Bertolucci's epic 1976 film (the title in Italian is Novecento, which would translate into English as Twentieth Century -- very different from the title the U.S. market gave it, 1900) follows the conflict of the great Italian landowners and the agriculture workers from the turn of the 20th century to WWII, and the years immediately following. It does so through the relationship between the son of a landowner and the bastard grandson of an agriculture labor clan, the two born on the same day in 1900.
All through the wiki description of this film, 'socialist' and 'socialism' are substituted for communist, communism. * This significantly distorts the history that the writer and director so carefully work to depict in this vast film. In the workers' community center, their homes, their schools, are frescos of the hammer and sickle, portraits of Marx, Lenin and Stalin. In Italy communism was, and still is, an active political and economic alternative. You can see why this is so, in a country where the other choices are to be oppressed by the Church, the Mafia or Fascism - Corporate interests. This is particularly true for the agricultural worker, during these decades from the turn of the 20th century through the Depression, when agricultural populism was powerfully struggling everywhere, including right here in the U.S., leading to riots, assassinations, murders and thuggery of every kind, sponsored by the Bosses and their minions, whether hired or elected.
The irony here though, is that Marx, Lenin and Stalin were not in sympathy with the agricultural worker. It was urban industrial labor that they were concerned with, and from whom the great communist movements were expected to birth their success. Yet, in history, the longest successful Communist revolution came from the nation which was the least industrialized: China, and later, Cuba. Stalin in particular declared war on the land worker -- from which came the constant hunger of so many in the Soviet countries.

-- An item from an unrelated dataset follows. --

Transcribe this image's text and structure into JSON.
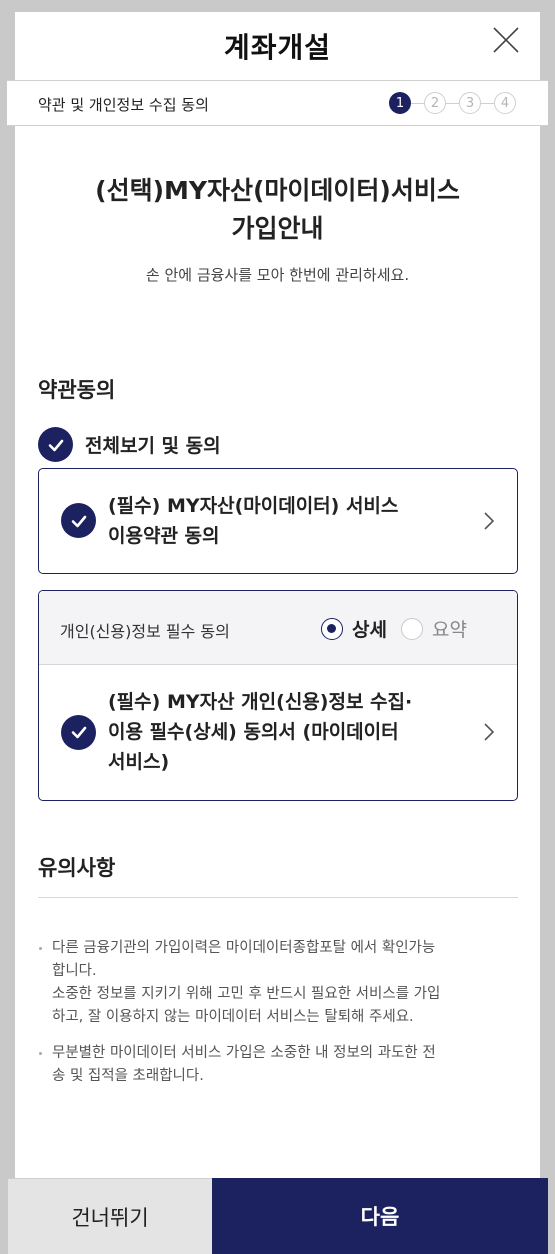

So why is Wiki insisting this is socialism and not communism in this great Bertolucci film? Is it really fear, that we can't even name communism in a great film to which communism is central to the conflict, because the 'good' protagonists are so clearly communists and the bad ones are so clearly the great capitalists?
* This is striking, since the history of the medieval economic mutual assistance and governing bodies, known as communes, began in the city-states of Italy and very quickly, if not simultaneously, moved into France.